On balance, I believe the argument went very well. Pasco Bowman also asked Douglas Bahr whether or not this should be sent back for anevidentiary hearing to develop the facts and create findings. Douglas Bahr  responded that it should not because he was convinced that if it were sentback, the State would bring the same motion and it would be right back in the lap of the Eighth Circuit.         

 I was very pleased with the argument and the questions asked. In  response to the question concerning why the State did not pass a gender-neutral law, Morris Shepard Arnold said it was because of religion. The tone of his voice seemed to be critical of the religious aspects of circumcision. 


The following are highlights of the Eighth Circuit Court of Appeals hearing (as recalled by Jody McLaughlin and Duane Voskuil) May 19, 1997, St. Paul, Minnesota.  Zenas Baer was the Attorney for the Plaintiffs, and Douglas Bahr, Assistant Attorney General of North Dakota represented the defendant. The judges were Richard S. Arnold, Chief Judge and Pasco Bowman II, and Morris S. Arnold.      

Two minutes into his presentation Attorney Zenas Baer was asked by Chief Judge Richard Arnold, "What about Abraham?" "What we are to do about Abraham?" Baer pointed out the ND FGM law does not allow discrimination on the basis of custom or ritual. Also, that Abraham's cutting was considered a sacrifice, and we in this country are not allowed to sacrifice others for our beliefs.    

The question of standing was raised. How does one have standing if one is already circumcised since what would be the remedy? And if one has not yet been circumcised, there is no need for a remedy. Baer, however, pointed out  that Donna Fishbeck could possibly have another son. This child would be in jeopardy unless the law is extended to cover males. This point of  repetition seemed to make sense to the judges. Zenas also cited the extension of Social Security survivors' benefits to widowers as well as widows as an example of how the law could be extended to cover the excluded group, rather than merely striking down the law.      

During Douglas Bahr's arguments for the State of ND, he attempted to strengthen the State's case by saying the precedents outlined by Zenas Baer concerned federal, not state law. Bahr's concerns in this regard seemed not to be shared by the judges.    

Judge Pasco M. Bowman asked Bahr, "If this were a statute enacted to protect only females from child abuse, would it be unconstitutional? "Yes" was Douglas Bahr's answer. The ND law in question does protect minor females from genital abuse, so it would appear that the State of North  Dakota is in agreement regarding the constitutionality of a law which protects only one gender.
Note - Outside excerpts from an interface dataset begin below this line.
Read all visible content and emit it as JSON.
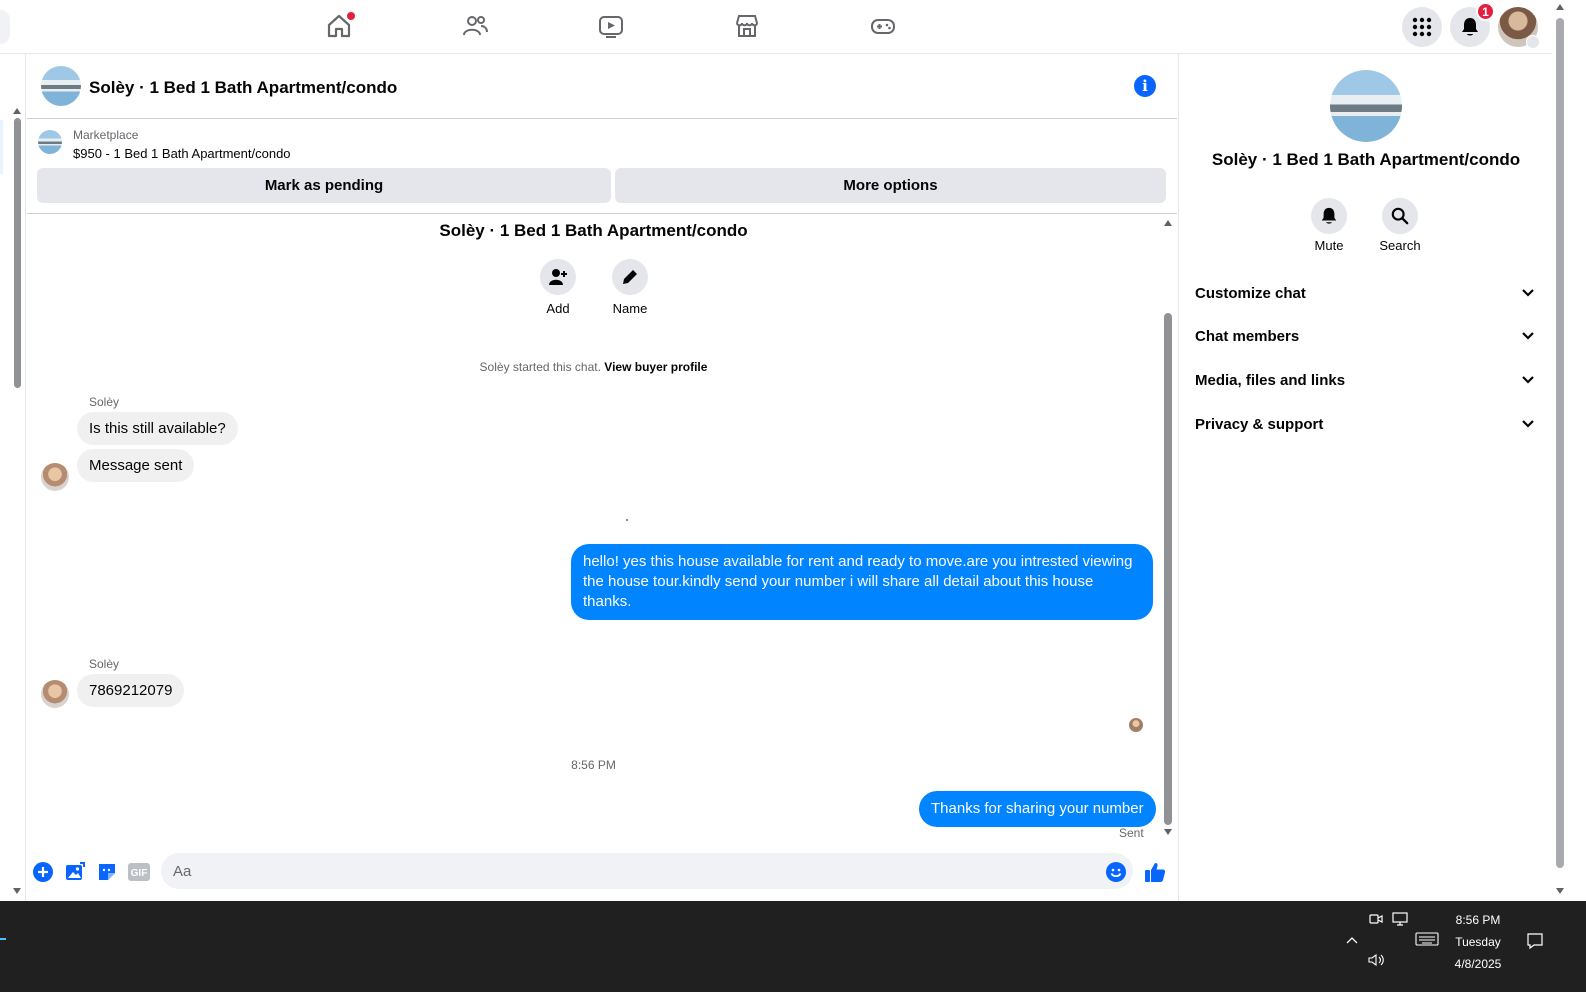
{
  "topnav": {
    "icons": [
      "home-icon",
      "friends-icon",
      "video-icon",
      "marketplace-icon",
      "gaming-icon"
    ],
    "notifications_count": "1"
  },
  "chat": {
    "title": "Solèy · 1 Bed 1 Bath Apartment/condo"
  },
  "marketplace": {
    "label": "Marketplace",
    "listing": "$950 - 1 Bed 1 Bath Apartment/condo",
    "mark_pending": "Mark as pending",
    "more_options": "More options"
  },
  "thread": {
    "title": "Solèy · 1 Bed 1 Bath Apartment/condo",
    "add_label": "Add",
    "name_label": "Name",
    "system_prefix": "Solèy started this chat.",
    "system_link": "View buyer profile",
    "messages": [
      {
        "sender": "Solèy",
        "text": "Is this still available?"
      },
      {
        "text": "Message sent"
      },
      {
        "text": "hello! yes this house available for rent and ready to move.are you intrested viewing the house tour.kindly send your number i will share all detail about this house thanks."
      },
      {
        "sender": "Solèy",
        "text": "7869212079"
      },
      {
        "text": "Thanks for sharing your number"
      }
    ],
    "timestamp": "8:56 PM",
    "status": "Sent"
  },
  "composer": {
    "placeholder": "Aa"
  },
  "rightpanel": {
    "title": "Solèy · 1 Bed 1 Bath Apartment/condo",
    "mute_label": "Mute",
    "search_label": "Search",
    "sections": [
      "Customize chat",
      "Chat members",
      "Media, files and links",
      "Privacy & support"
    ]
  },
  "taskbar": {
    "time": "8:56 PM",
    "day": "Tuesday",
    "date": "4/8/2025"
  },
  "colors": {
    "accent": "#0866ff",
    "bubble_out": "#0084ff",
    "bubble_in": "#f0f0f0",
    "badge": "#e41e3f"
  }
}
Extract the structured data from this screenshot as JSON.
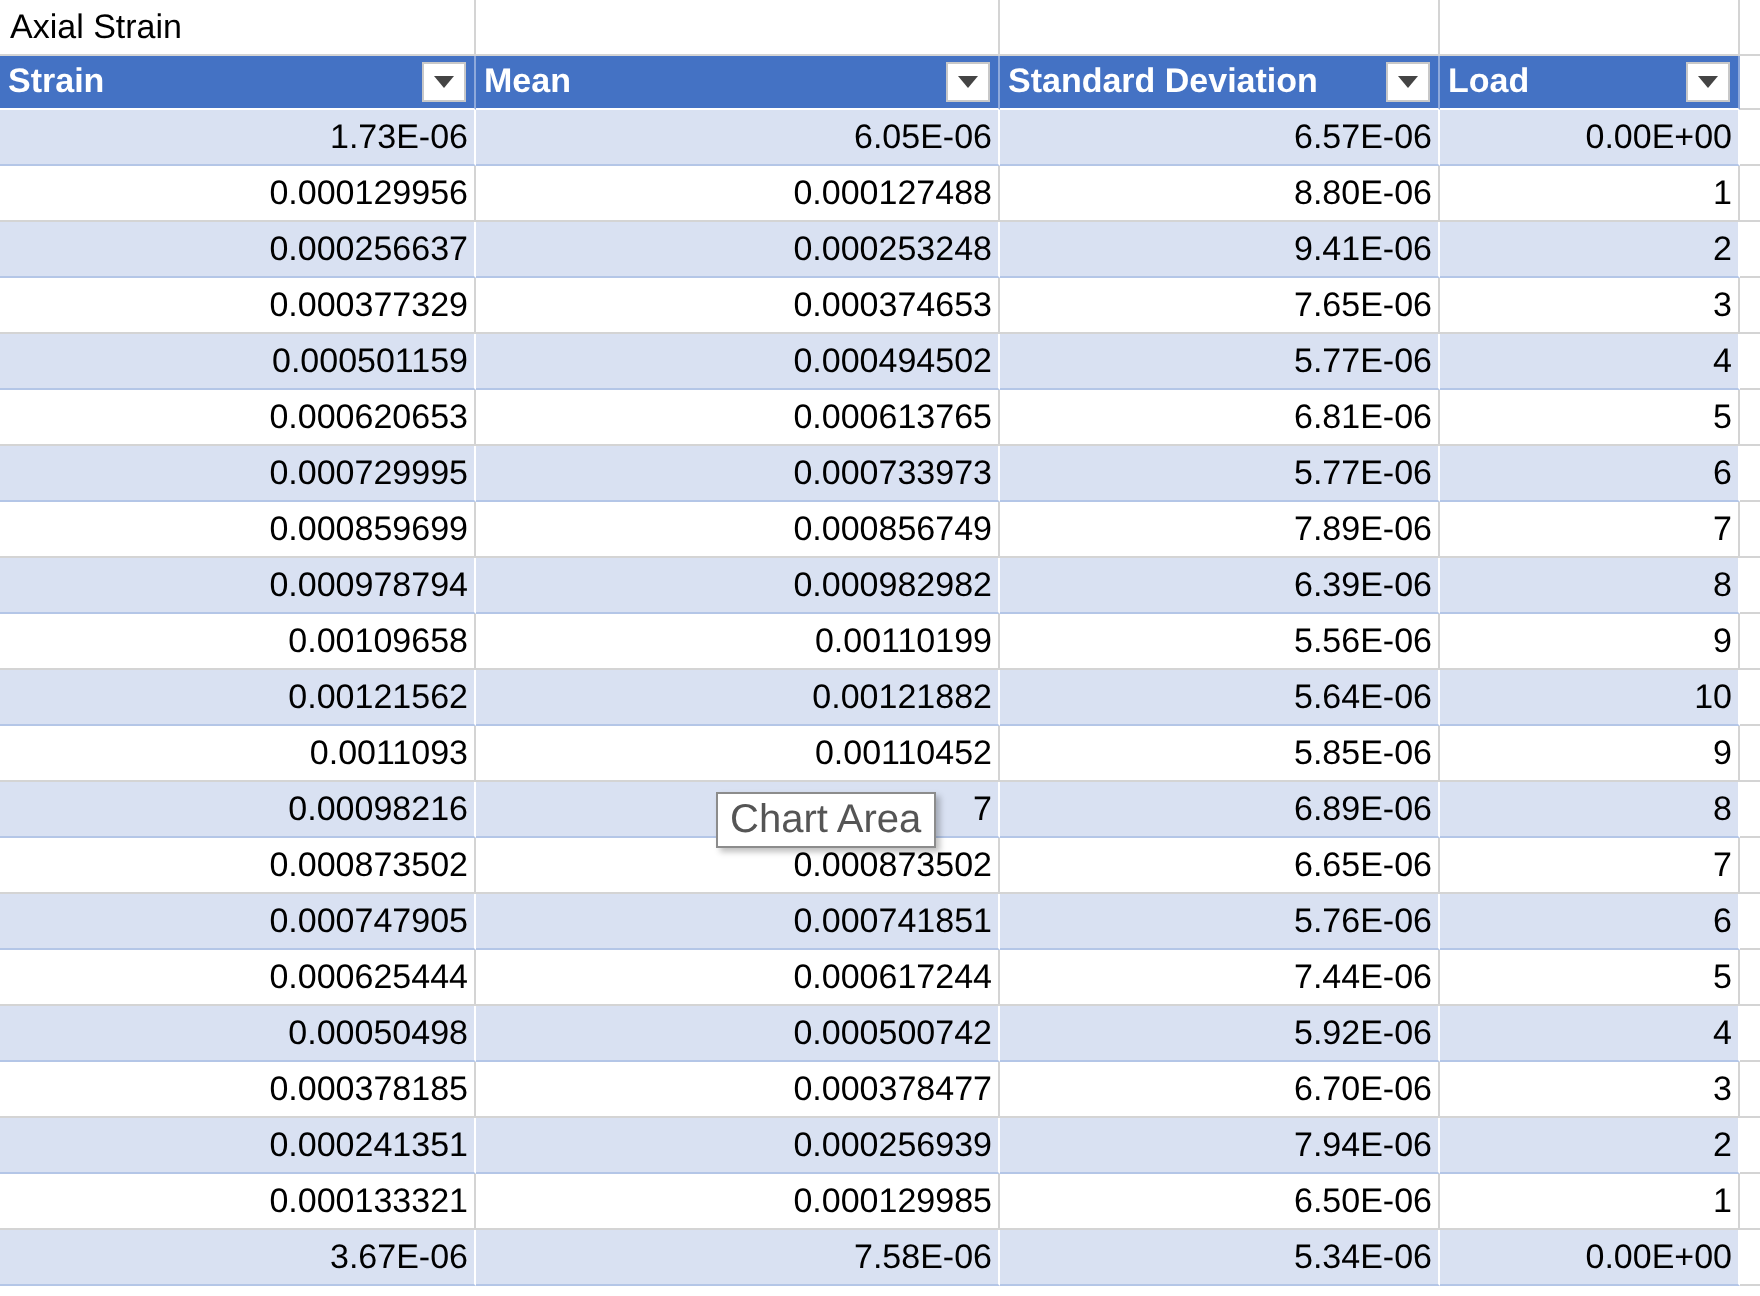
{
  "title": "Axial Strain",
  "table": {
    "columns": [
      "Strain",
      "Mean",
      "Standard Deviation",
      "Load"
    ],
    "rows": [
      [
        "1.73E-06",
        "6.05E-06",
        "6.57E-06",
        "0.00E+00"
      ],
      [
        "0.000129956",
        "0.000127488",
        "8.80E-06",
        "1"
      ],
      [
        "0.000256637",
        "0.000253248",
        "9.41E-06",
        "2"
      ],
      [
        "0.000377329",
        "0.000374653",
        "7.65E-06",
        "3"
      ],
      [
        "0.000501159",
        "0.000494502",
        "5.77E-06",
        "4"
      ],
      [
        "0.000620653",
        "0.000613765",
        "6.81E-06",
        "5"
      ],
      [
        "0.000729995",
        "0.000733973",
        "5.77E-06",
        "6"
      ],
      [
        "0.000859699",
        "0.000856749",
        "7.89E-06",
        "7"
      ],
      [
        "0.000978794",
        "0.000982982",
        "6.39E-06",
        "8"
      ],
      [
        "0.00109658",
        "0.00110199",
        "5.56E-06",
        "9"
      ],
      [
        "0.00121562",
        "0.00121882",
        "5.64E-06",
        "10"
      ],
      [
        "0.0011093",
        "0.00110452",
        "5.85E-06",
        "9"
      ],
      [
        "0.00098216",
        "7",
        "6.89E-06",
        "8"
      ],
      [
        "0.000873502",
        "0.000873502",
        "6.65E-06",
        "7"
      ],
      [
        "0.000747905",
        "0.000741851",
        "5.76E-06",
        "6"
      ],
      [
        "0.000625444",
        "0.000617244",
        "7.44E-06",
        "5"
      ],
      [
        "0.00050498",
        "0.000500742",
        "5.92E-06",
        "4"
      ],
      [
        "0.000378185",
        "0.000378477",
        "6.70E-06",
        "3"
      ],
      [
        "0.000241351",
        "0.000256939",
        "7.94E-06",
        "2"
      ],
      [
        "0.000133321",
        "0.000129985",
        "6.50E-06",
        "1"
      ],
      [
        "3.67E-06",
        "7.58E-06",
        "5.34E-06",
        "0.00E+00"
      ]
    ]
  },
  "tooltip": "Chart Area"
}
We were reminded of Pat Schroeder's statement in the congressional record that circumcision is not mutilation unless you consider it amputation [which of course it is]--as she spoke in support of the Federal FGM bill.      
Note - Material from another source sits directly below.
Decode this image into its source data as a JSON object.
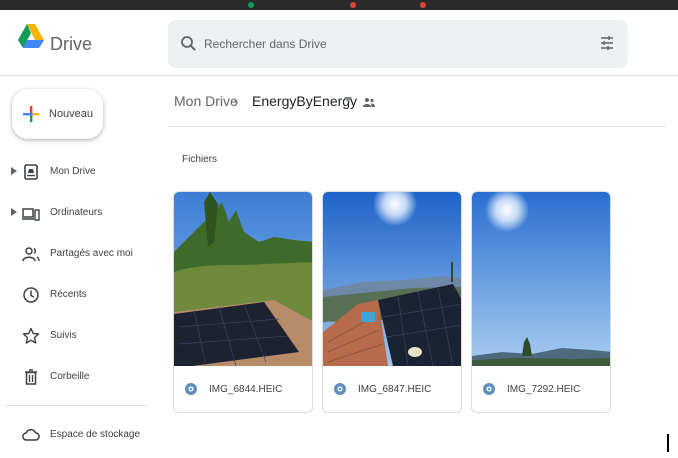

Bahr's statement that the law can legally discriminate between the sexes because the sexes are "differently situated," that is, their sexual organs are different, appeared not to be a significant argument in the judges'  minds.      
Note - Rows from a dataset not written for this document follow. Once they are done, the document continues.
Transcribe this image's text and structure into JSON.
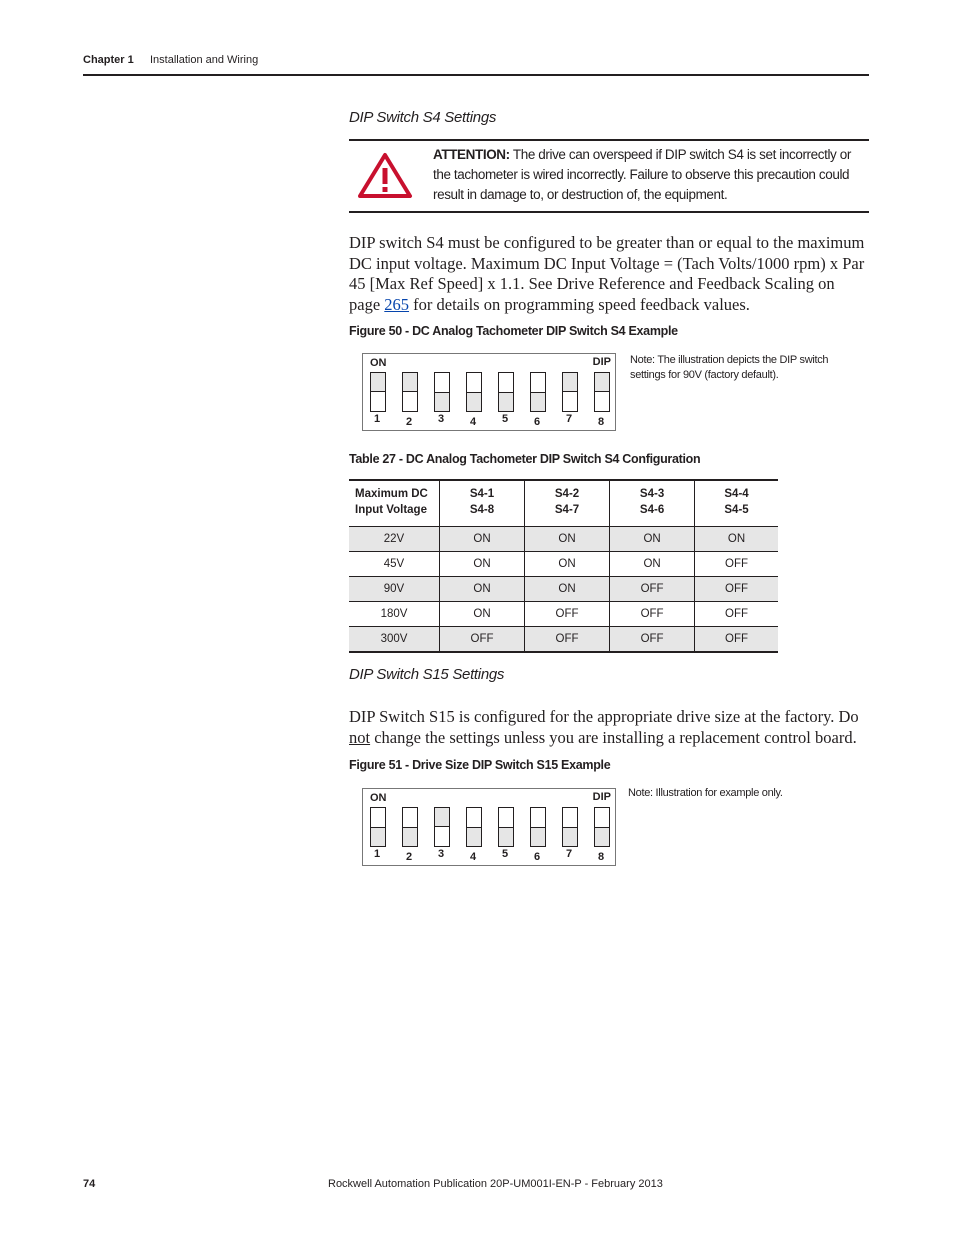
{
  "header": {
    "chapter": "Chapter 1",
    "section": "Installation and Wiring"
  },
  "s4": {
    "heading": "DIP Switch S4 Settings",
    "attention_label": "ATTENTION:",
    "attention_text": "The drive can overspeed if DIP switch S4 is set incorrectly or the tachometer is wired incorrectly. Failure to observe this precaution could result in damage to, or destruction of, the equipment.",
    "para_1": "DIP switch S4 must be configured to be greater than or equal to the maximum DC input voltage. Maximum DC Input Voltage = (Tach Volts/1000 rpm) x Par 45 [Max Ref Speed] x 1.1. See Drive Reference and Feedback Scaling on page ",
    "link": "265",
    "para_2": " for details on programming speed feedback values.",
    "figure_caption": "Figure 50 - DC Analog Tachometer DIP Switch S4 Example",
    "figure_note": "Note: The illustration depicts the DIP switch settings for 90V (factory default).",
    "switches": [
      true,
      true,
      false,
      false,
      false,
      false,
      true,
      true
    ]
  },
  "dip_labels": {
    "on": "ON",
    "dip": "DIP",
    "numbers": [
      "1",
      "2",
      "3",
      "4",
      "5",
      "6",
      "7",
      "8"
    ]
  },
  "table": {
    "caption": "Table 27 - DC Analog Tachometer DIP Switch S4 Configuration",
    "headers": [
      [
        "Maximum DC",
        "Input Voltage"
      ],
      [
        "S4-1",
        "S4-8"
      ],
      [
        "S4-2",
        "S4-7"
      ],
      [
        "S4-3",
        "S4-6"
      ],
      [
        "S4-4",
        "S4-5"
      ]
    ],
    "rows": [
      [
        "22V",
        "ON",
        "ON",
        "ON",
        "ON"
      ],
      [
        "45V",
        "ON",
        "ON",
        "ON",
        "OFF"
      ],
      [
        "90V",
        "ON",
        "ON",
        "OFF",
        "OFF"
      ],
      [
        "180V",
        "ON",
        "OFF",
        "OFF",
        "OFF"
      ],
      [
        "300V",
        "OFF",
        "OFF",
        "OFF",
        "OFF"
      ]
    ]
  },
  "s15": {
    "heading": "DIP Switch S15 Settings",
    "para_1": "DIP Switch S15 is configured for the appropriate drive size at the factory. Do ",
    "emph": "not",
    "para_2": " change the settings unless you are installing a replacement control board.",
    "figure_caption": "Figure 51 - Drive Size DIP Switch S15 Example",
    "figure_note": "Note: Illustration for example only.",
    "switches": [
      false,
      false,
      true,
      false,
      false,
      false,
      false,
      false
    ]
  },
  "footer": {
    "page": "74",
    "publication": "Rockwell Automation Publication 20P-UM001I-EN-P - February 2013"
  }
}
The concern was raised that extending the law to cover males would require a re-write of the statute (something courts are reluctant to do, one judge observed). However, Morris Arnold agreed with Baer, after quickly reading  the concise, nine-line statute, that all the court need do is to strike the  one word, "female," to remedy the law.      

During the State's arguments wherein Bahr tried to convince the judges that the legislature obviously did not want males protected, Judge Morris Arnold told Bahr that he doubts Bahr or anyone is capable of reading the minds of the legislators for their intent or motivation.       

 District Court Documents-1   Suit-Related Newspaper Articles



                             Search   Home   We Are   FAQs   News   Press   Legal    Ethical    Quotes   NDBME   FGM-MGM   Academia   Protection   
                                                    Insurance   Anatomy   Physicians   Medical   History   Religion    Resources   Sharing   Help   Feedback